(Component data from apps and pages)
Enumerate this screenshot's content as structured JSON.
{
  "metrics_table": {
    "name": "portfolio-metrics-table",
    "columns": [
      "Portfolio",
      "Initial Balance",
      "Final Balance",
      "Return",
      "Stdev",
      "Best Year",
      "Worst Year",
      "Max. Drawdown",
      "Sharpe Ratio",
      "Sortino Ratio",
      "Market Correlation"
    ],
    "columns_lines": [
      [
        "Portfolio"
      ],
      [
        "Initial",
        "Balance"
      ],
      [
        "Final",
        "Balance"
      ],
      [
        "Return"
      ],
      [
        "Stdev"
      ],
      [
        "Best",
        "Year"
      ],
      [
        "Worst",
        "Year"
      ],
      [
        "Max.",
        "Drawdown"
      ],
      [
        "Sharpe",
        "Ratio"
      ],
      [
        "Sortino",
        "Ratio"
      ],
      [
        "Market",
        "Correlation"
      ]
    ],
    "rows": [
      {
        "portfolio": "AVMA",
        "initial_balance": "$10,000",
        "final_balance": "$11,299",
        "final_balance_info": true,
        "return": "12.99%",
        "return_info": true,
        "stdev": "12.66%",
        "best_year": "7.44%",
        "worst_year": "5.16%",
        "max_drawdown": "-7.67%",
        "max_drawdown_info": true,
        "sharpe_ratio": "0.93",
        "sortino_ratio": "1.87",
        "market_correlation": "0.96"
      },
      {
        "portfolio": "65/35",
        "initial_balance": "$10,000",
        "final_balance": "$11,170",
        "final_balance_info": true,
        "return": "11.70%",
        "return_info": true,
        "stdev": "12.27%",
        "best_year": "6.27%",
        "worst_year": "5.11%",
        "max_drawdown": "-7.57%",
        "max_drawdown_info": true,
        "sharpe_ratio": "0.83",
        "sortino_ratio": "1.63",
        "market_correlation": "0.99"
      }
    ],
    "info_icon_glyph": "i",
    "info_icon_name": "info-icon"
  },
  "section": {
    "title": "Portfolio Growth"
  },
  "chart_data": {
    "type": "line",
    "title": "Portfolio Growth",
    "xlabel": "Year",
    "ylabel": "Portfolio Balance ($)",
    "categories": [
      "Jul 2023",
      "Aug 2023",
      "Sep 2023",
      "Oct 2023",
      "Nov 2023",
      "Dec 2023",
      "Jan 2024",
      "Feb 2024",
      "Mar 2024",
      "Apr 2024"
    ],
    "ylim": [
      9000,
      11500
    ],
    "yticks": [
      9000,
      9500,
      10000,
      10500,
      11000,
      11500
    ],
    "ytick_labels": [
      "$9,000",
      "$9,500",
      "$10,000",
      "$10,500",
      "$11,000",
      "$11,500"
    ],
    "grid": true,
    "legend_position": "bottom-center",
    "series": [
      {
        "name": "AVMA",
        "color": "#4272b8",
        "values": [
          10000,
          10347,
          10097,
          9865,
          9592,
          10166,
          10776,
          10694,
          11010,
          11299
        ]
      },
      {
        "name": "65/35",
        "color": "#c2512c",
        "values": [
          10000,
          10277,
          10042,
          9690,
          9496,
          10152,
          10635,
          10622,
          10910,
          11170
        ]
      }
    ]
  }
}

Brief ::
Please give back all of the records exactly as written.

Written answer ::
Enumerate this screenshot's content as structured JSON.
{
  "metrics_table": {
    "name": "portfolio-metrics-table",
    "columns": [
      "Portfolio",
      "Initial Balance",
      "Final Balance",
      "Return",
      "Stdev",
      "Best Year",
      "Worst Year",
      "Max. Drawdown",
      "Sharpe Ratio",
      "Sortino Ratio",
      "Market Correlation"
    ],
    "columns_lines": [
      [
        "Portfolio"
      ],
      [
        "Initial",
        "Balance"
      ],
      [
        "Final",
        "Balance"
      ],
      [
        "Return"
      ],
      [
        "Stdev"
      ],
      [
        "Best",
        "Year"
      ],
      [
        "Worst",
        "Year"
      ],
      [
        "Max.",
        "Drawdown"
      ],
      [
        "Sharpe",
        "Ratio"
      ],
      [
        "Sortino",
        "Ratio"
      ],
      [
        "Market",
        "Correlation"
      ]
    ],
    "rows": [
      {
        "portfolio": "AVMA",
        "initial_balance": "$10,000",
        "final_balance": "$11,299",
        "final_balance_info": true,
        "return": "12.99%",
        "return_info": true,
        "stdev": "12.66%",
        "best_year": "7.44%",
        "worst_year": "5.16%",
        "max_drawdown": "-7.67%",
        "max_drawdown_info": true,
        "sharpe_ratio": "0.93",
        "sortino_ratio": "1.87",
        "market_correlation": "0.96"
      },
      {
        "portfolio": "65/35",
        "initial_balance": "$10,000",
        "final_balance": "$11,170",
        "final_balance_info": true,
        "return": "11.70%",
        "return_info": true,
        "stdev": "12.27%",
        "best_year": "6.27%",
        "worst_year": "5.11%",
        "max_drawdown": "-7.57%",
        "max_drawdown_info": true,
        "sharpe_ratio": "0.83",
        "sortino_ratio": "1.63",
        "market_correlation": "0.99"
      }
    ],
    "info_icon_glyph": "i",
    "info_icon_name": "info-icon"
  },
  "section": {
    "title": "Portfolio Growth"
  },
  "chart_data": {
    "type": "line",
    "title": "Portfolio Growth",
    "xlabel": "Year",
    "ylabel": "Portfolio Balance ($)",
    "categories": [
      "Jul 2023",
      "Aug 2023",
      "Sep 2023",
      "Oct 2023",
      "Nov 2023",
      "Dec 2023",
      "Jan 2024",
      "Feb 2024",
      "Mar 2024",
      "Apr 2024"
    ],
    "ylim": [
      9000,
      11500
    ],
    "yticks": [
      9000,
      9500,
      10000,
      10500,
      11000,
      11500
    ],
    "ytick_labels": [
      "$9,000",
      "$9,500",
      "$10,000",
      "$10,500",
      "$11,000",
      "$11,500"
    ],
    "grid": true,
    "legend_position": "bottom-center",
    "series": [
      {
        "name": "AVMA",
        "color": "#4272b8",
        "values": [
          10000,
          10347,
          10097,
          9865,
          9592,
          10166,
          10776,
          10694,
          11010,
          11299
        ]
      },
      {
        "name": "65/35",
        "color": "#c2512c",
        "values": [
          10000,
          10277,
          10042,
          9690,
          9496,
          10152,
          10635,
          10622,
          10910,
          11170
        ]
      }
    ]
  }
}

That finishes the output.